**Records for the exercise**
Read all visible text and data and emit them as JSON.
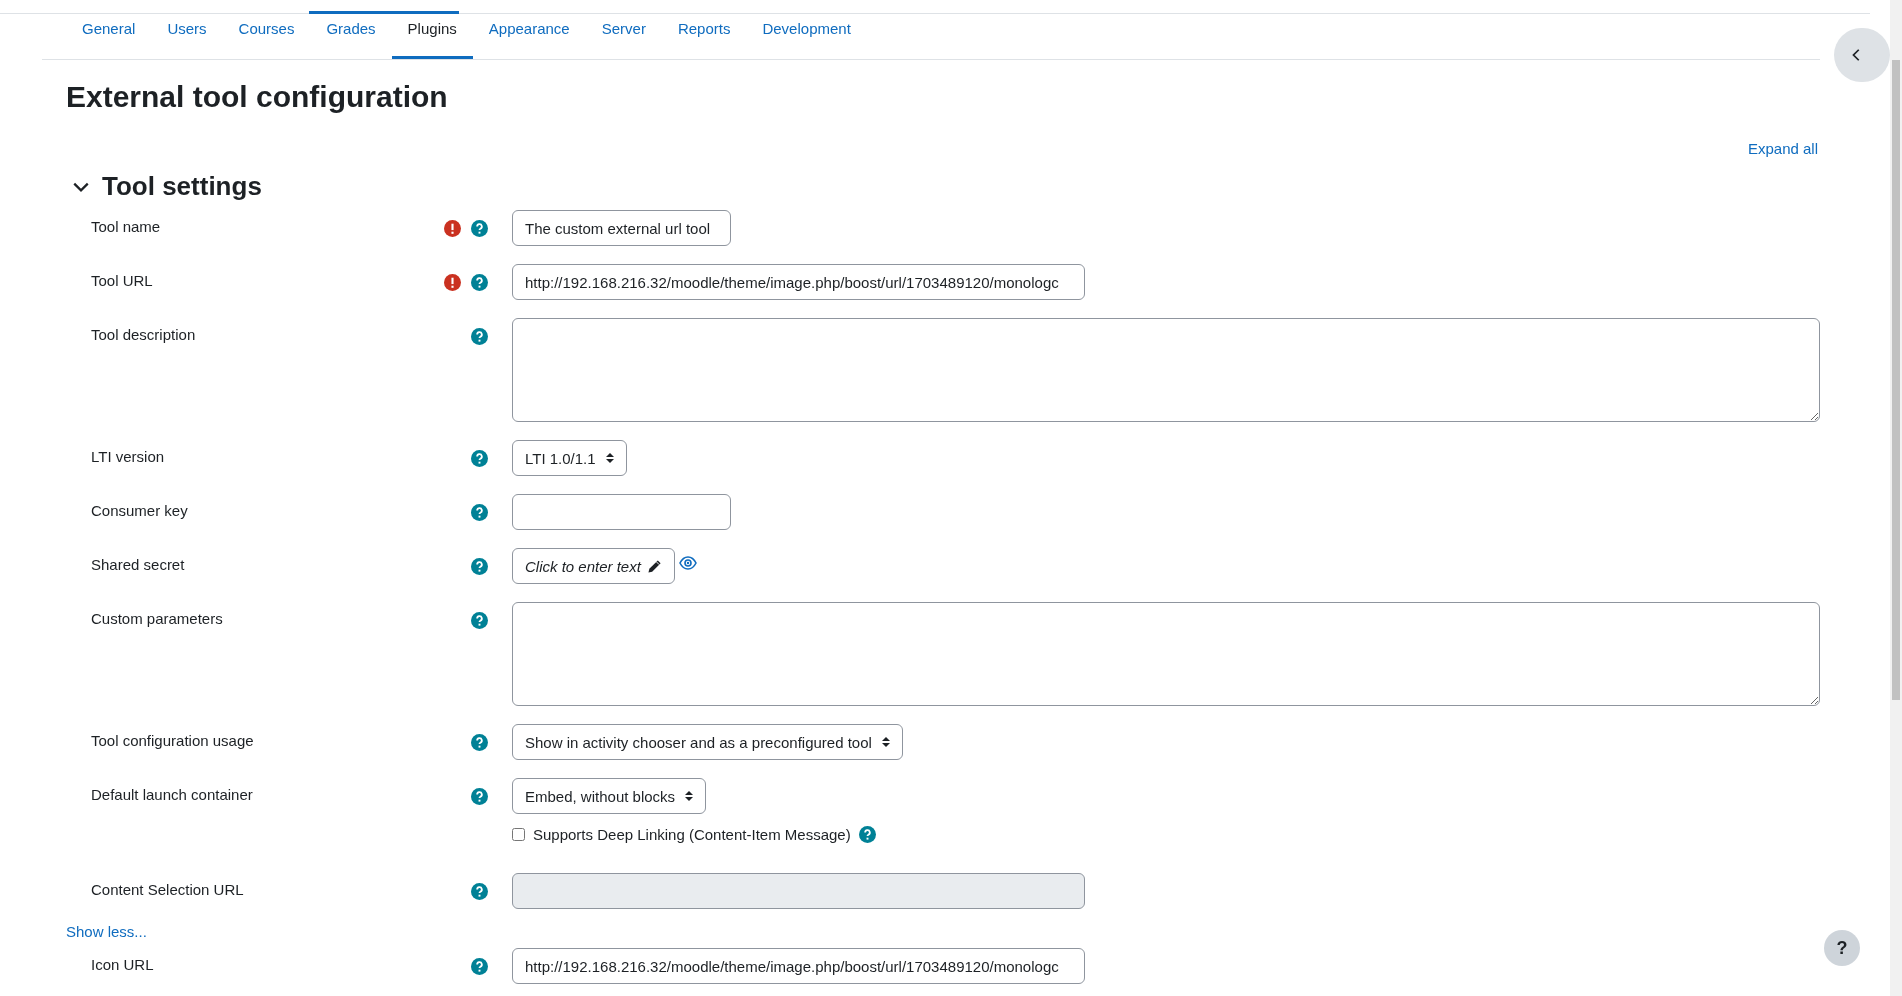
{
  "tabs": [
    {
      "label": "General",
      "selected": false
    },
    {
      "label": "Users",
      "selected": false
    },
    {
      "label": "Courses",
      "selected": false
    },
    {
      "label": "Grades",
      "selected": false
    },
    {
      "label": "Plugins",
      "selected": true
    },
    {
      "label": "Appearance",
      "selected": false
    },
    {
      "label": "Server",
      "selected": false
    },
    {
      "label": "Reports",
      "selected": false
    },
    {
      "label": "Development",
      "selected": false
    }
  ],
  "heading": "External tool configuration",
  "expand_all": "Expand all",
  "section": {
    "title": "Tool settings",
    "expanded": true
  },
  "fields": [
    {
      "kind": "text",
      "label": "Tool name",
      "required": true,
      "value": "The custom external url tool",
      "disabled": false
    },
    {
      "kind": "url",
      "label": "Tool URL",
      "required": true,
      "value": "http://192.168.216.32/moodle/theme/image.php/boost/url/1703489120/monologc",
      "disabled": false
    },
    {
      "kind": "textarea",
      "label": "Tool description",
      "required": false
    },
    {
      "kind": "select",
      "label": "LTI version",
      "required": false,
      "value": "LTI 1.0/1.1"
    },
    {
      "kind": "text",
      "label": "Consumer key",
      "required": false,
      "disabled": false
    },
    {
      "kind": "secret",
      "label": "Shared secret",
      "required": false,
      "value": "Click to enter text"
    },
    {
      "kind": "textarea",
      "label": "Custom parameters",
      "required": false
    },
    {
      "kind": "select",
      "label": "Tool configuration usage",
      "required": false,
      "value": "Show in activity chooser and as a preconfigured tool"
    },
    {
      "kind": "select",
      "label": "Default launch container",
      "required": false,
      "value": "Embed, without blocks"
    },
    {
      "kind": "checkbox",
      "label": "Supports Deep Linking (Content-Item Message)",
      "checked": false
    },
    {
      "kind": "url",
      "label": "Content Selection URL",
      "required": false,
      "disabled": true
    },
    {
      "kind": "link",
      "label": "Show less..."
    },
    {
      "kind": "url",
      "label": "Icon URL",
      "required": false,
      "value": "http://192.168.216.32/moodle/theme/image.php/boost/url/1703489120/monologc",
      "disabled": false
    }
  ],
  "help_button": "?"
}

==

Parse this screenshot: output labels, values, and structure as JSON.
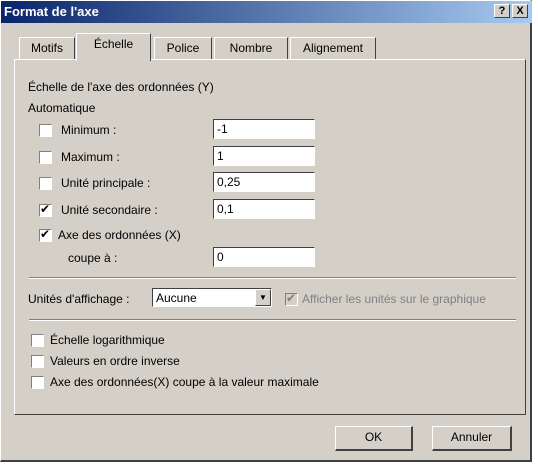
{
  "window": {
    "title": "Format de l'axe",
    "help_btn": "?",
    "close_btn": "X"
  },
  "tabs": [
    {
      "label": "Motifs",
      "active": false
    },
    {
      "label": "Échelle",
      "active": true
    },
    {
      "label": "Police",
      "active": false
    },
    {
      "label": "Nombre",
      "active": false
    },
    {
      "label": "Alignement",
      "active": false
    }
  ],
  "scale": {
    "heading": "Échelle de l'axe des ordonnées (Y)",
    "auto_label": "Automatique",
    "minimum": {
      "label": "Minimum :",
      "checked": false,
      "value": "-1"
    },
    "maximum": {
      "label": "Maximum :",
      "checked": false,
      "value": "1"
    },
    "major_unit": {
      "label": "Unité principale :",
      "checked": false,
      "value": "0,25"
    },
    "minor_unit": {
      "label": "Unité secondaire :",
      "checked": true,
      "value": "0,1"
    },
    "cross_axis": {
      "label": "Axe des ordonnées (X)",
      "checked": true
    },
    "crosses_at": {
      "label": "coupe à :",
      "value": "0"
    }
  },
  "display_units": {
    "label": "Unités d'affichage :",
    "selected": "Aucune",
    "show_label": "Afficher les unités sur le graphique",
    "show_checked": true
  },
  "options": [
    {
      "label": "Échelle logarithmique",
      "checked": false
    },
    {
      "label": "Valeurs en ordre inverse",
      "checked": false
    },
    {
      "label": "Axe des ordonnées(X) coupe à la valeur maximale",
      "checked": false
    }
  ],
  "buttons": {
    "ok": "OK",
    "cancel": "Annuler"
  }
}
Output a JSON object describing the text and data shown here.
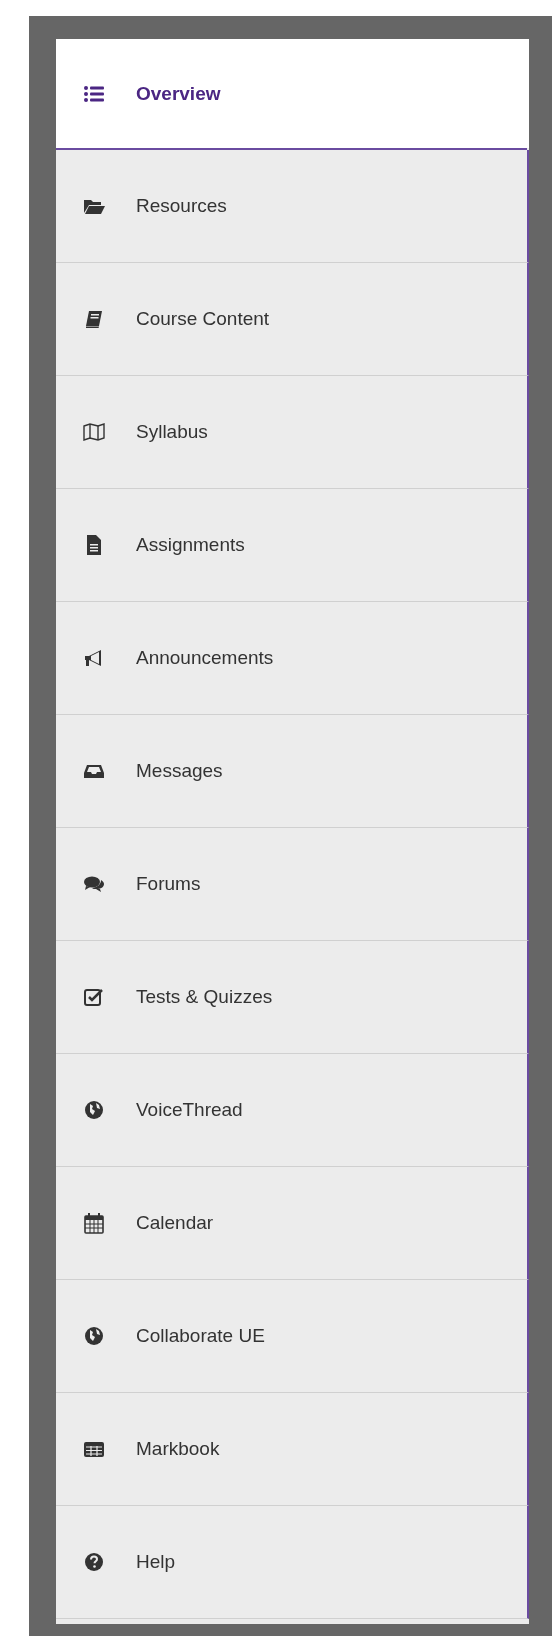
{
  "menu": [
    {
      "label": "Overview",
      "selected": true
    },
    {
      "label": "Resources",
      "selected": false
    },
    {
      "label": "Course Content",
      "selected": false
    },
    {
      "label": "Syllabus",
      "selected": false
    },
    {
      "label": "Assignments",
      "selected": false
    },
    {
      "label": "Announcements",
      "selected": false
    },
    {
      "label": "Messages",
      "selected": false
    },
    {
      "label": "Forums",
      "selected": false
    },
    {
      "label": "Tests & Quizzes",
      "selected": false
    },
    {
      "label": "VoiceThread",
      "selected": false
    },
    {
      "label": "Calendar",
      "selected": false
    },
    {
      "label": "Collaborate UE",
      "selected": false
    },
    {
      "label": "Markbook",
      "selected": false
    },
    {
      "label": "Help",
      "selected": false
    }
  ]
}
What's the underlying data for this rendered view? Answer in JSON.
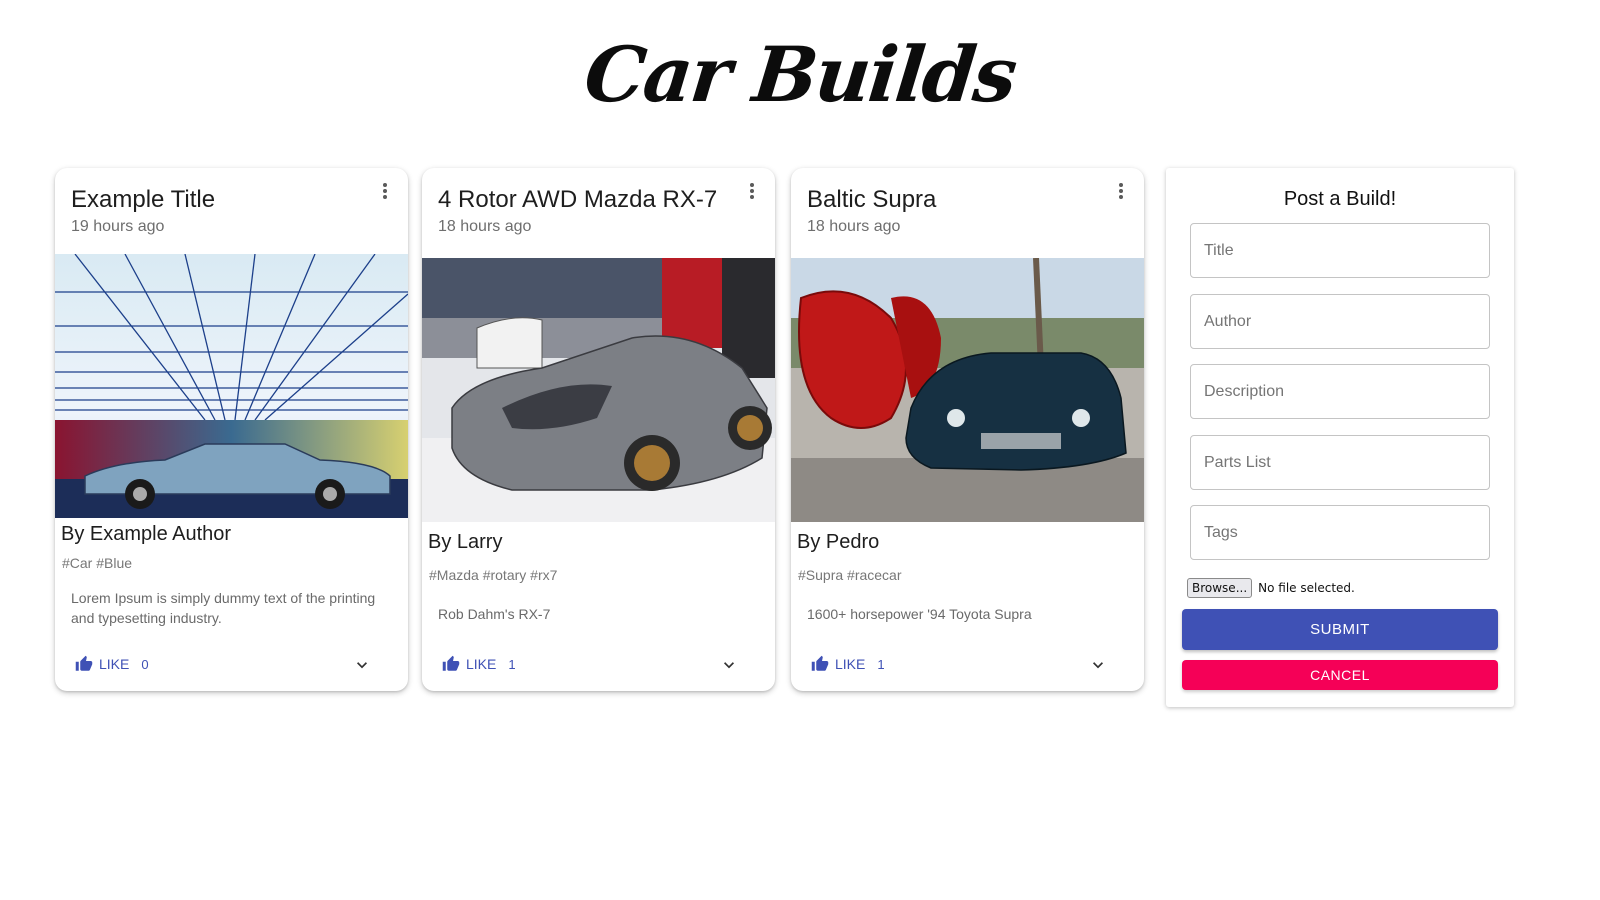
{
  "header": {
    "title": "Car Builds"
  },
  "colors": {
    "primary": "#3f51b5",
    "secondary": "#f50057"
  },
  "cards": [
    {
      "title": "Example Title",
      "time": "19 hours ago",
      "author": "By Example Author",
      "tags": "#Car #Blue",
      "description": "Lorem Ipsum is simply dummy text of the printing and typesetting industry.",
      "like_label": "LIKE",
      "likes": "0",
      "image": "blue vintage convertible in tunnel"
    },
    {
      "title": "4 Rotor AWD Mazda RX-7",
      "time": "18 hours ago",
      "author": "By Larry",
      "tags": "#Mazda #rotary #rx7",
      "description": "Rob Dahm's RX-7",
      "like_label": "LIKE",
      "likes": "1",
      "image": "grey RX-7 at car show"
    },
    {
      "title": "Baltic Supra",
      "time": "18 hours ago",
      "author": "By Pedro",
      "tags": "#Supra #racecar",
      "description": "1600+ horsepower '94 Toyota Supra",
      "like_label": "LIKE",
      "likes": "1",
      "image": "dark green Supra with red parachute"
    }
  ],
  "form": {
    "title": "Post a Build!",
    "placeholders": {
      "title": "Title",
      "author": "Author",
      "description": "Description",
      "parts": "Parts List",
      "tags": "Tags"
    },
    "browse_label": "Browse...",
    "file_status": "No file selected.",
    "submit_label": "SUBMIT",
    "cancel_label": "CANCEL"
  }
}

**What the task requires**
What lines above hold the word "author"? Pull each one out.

**Solution**
      "author": "By Example Author",
      "author": "By Larry",
      "author": "By Pedro",
      "author": "Author",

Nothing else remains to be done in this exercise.